Leaving out the images, please reproduce each line below exactly.

Dataset items:
· · ·
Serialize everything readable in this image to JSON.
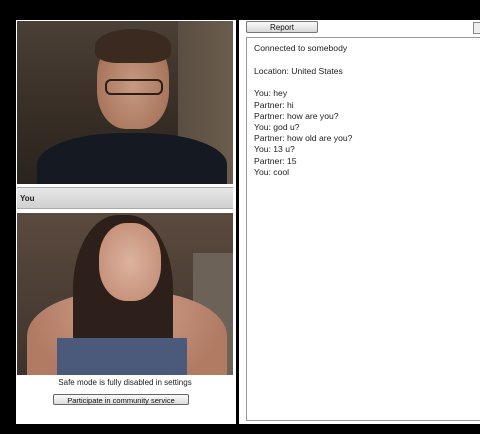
{
  "left_panel": {
    "you_label": "You",
    "safe_mode_text": "Safe mode is fully disabled in settings",
    "community_button_label": "Participate in community service"
  },
  "right_panel": {
    "report_button_label": "Report",
    "status_text": "Connected to somebody",
    "location_text": "Location: United States",
    "messages": [
      "You: hey",
      "Partner: hi",
      "Partner: how are you?",
      "You: god u?",
      "Partner: how old are you?",
      "You: 13 u?",
      "Partner: 15",
      "You: cool"
    ]
  }
}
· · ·
Response to the exercise:
Serialize everything readable in this image to JSON.
{
  "left_panel": {
    "you_label": "You",
    "safe_mode_text": "Safe mode is fully disabled in settings",
    "community_button_label": "Participate in community service"
  },
  "right_panel": {
    "report_button_label": "Report",
    "status_text": "Connected to somebody",
    "location_text": "Location: United States",
    "messages": [
      "You: hey",
      "Partner: hi",
      "Partner: how are you?",
      "You: god u?",
      "Partner: how old are you?",
      "You: 13 u?",
      "Partner: 15",
      "You: cool"
    ]
  }
}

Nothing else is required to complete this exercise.